You always do a bit of world building in fiction, in some types of stories like alternative histories, fantasy and Sci-Fi you have to do a bit more, in things set in the real world you don't have to do nearly as much - maybe only limited to a few rooms, character occupations and relationships etc, rather than planets and political systems, but the point is you're always doing it. There are good ways to do world building and bad ways i.e. work out as many details as you need to but have that all behind the scenes, not introduced as a wall of text or long explanations on how things work. World building should inform you story and make it work seamlessly, not prop it up like a rickety scaffold. The topic of the importance of World Building was previously touched on a few years ago by Skoolmunkee and Kroatz for Quackcast 39, but things happened at that recording was lost to history, so now we approach it again with all new contributions, strident opinions, and points of view on the subject. Gunwallace did a cool theme for Red Velvet Requiem!
Nov 30, 2014

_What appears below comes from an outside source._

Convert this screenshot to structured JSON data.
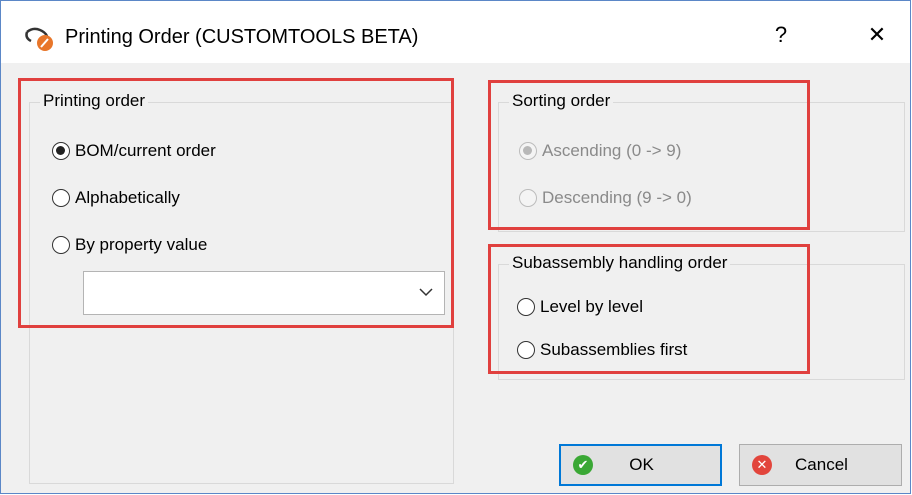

Peipei, artist of the very long running story comic DeadFingers in on-board for the Quackcast today! Peipei has been drawing the popular DeadFingers comic regularly for forever on DD, in addition to running her own successful business as a professional illustrator, AND being a great cosplayer who guest cosplays at various conventions around the US! She's one talented, dedicated, and interesting individual. Listen as she tells us about the great odyssey that is DeadFingers as well as what it's like to run your own illustration graphic design business as well as a cool titbit about the her wonderfully realistic CG art program of choice: Artrage!